• Required work:
For the word "accuracy", count the lines of the listing that contain it and give only the count.

• Excerpted data:
__________________________________________________

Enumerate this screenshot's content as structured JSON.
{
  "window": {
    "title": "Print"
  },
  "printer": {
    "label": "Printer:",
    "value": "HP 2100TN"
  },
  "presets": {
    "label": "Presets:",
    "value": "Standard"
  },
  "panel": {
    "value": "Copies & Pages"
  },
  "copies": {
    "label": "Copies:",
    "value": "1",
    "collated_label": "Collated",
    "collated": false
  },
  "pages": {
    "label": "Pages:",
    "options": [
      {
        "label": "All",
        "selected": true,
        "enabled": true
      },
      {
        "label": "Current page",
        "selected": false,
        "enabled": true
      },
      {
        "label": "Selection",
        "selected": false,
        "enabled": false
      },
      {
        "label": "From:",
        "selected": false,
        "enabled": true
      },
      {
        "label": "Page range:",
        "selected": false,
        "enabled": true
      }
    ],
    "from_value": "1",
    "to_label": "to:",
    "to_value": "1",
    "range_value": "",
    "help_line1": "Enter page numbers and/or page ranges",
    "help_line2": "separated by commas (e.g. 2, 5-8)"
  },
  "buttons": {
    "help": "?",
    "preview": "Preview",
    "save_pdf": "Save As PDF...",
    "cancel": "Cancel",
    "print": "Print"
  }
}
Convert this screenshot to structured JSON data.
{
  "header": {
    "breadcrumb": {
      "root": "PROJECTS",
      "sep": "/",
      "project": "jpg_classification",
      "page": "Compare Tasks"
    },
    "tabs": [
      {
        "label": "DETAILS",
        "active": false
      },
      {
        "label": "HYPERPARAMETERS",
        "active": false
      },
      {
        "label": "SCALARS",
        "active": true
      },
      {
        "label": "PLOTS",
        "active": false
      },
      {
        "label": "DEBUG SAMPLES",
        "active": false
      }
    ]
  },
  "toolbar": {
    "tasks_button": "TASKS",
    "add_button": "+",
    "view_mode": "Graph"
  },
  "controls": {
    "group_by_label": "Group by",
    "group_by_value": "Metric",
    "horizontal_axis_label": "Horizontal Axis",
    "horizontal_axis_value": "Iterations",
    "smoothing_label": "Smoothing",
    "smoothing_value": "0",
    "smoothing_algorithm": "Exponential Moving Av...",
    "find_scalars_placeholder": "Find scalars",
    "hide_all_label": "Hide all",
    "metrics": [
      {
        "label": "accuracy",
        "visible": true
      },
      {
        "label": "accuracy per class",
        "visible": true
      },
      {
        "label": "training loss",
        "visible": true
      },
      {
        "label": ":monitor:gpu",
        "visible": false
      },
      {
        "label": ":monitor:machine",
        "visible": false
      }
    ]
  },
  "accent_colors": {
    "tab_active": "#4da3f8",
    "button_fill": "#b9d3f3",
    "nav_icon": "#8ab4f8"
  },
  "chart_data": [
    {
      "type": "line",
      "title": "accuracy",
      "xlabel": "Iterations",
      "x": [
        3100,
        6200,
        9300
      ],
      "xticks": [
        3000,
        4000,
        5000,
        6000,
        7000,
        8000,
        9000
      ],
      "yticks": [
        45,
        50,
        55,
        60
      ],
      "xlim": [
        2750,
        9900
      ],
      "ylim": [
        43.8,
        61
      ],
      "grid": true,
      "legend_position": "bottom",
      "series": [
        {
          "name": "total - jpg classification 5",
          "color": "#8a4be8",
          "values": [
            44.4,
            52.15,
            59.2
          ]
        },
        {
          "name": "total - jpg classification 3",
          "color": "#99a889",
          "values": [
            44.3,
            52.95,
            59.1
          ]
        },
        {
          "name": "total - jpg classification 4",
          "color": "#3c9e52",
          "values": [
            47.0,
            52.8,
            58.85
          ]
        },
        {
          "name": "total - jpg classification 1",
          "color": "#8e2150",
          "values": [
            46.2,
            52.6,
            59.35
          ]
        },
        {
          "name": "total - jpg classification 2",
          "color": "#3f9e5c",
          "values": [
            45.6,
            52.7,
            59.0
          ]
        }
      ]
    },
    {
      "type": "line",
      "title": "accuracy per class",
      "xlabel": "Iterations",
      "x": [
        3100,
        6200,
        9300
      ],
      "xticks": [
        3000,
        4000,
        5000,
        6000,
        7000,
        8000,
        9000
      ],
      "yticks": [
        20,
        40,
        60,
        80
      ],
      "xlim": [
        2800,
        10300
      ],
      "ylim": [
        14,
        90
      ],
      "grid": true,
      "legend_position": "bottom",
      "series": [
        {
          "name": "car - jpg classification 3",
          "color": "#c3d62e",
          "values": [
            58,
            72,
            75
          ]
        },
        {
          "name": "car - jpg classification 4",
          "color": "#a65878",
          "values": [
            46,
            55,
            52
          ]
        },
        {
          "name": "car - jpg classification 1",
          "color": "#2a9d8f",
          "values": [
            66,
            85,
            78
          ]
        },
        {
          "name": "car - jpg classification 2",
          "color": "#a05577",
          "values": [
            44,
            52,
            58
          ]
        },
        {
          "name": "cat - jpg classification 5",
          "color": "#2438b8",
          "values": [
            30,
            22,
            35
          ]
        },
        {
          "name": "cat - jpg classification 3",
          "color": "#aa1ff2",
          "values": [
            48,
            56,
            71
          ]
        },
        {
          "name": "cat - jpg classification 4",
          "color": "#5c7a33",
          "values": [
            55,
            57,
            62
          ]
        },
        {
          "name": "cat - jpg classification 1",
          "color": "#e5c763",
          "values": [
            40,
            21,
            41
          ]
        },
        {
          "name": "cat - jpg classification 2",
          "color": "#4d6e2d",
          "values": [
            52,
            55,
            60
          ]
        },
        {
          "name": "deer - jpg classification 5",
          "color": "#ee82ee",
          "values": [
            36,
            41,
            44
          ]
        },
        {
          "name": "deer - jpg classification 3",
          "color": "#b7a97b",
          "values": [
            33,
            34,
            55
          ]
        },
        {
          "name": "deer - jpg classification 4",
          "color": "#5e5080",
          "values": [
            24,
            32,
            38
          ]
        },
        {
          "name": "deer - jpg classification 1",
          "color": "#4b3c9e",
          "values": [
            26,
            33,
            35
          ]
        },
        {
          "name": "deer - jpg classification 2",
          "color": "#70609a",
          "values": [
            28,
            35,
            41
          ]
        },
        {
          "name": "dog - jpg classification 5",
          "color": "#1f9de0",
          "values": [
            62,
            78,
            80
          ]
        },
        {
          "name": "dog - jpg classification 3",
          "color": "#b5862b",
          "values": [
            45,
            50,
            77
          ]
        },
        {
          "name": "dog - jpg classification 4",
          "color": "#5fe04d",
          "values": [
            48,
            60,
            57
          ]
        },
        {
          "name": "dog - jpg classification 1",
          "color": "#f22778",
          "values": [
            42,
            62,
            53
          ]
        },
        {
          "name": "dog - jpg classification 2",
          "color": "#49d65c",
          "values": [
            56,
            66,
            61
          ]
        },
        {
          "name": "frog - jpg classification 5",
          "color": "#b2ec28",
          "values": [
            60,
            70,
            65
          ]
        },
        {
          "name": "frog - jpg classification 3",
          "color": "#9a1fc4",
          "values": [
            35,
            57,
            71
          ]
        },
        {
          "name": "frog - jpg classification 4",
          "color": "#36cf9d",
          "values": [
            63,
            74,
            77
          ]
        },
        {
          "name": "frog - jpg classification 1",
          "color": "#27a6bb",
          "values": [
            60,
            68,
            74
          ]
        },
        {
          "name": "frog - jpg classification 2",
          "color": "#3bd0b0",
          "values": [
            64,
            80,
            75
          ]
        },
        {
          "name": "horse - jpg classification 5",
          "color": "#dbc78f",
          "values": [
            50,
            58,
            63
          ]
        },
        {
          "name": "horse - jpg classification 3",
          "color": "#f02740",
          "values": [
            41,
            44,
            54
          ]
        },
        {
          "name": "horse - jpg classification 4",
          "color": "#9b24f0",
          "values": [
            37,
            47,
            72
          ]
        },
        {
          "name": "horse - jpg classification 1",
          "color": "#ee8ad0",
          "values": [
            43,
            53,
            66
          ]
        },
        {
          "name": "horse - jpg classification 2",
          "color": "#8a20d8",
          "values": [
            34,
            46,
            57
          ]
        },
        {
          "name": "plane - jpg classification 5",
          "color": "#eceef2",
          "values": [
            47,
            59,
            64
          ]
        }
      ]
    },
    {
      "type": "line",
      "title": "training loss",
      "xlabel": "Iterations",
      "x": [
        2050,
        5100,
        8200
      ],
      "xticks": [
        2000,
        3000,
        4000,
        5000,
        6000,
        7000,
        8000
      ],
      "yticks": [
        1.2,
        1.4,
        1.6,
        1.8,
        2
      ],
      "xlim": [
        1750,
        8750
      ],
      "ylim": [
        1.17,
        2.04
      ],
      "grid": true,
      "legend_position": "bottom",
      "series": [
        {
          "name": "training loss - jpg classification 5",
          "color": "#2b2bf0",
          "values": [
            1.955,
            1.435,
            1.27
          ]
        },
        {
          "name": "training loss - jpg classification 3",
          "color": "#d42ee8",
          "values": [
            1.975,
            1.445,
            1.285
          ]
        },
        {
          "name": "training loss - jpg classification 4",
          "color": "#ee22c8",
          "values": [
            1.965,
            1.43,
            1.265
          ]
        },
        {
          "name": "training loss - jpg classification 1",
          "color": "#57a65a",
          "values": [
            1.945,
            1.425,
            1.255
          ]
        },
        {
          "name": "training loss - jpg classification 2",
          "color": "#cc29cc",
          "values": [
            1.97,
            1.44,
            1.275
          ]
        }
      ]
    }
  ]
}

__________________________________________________

• Final answer:
4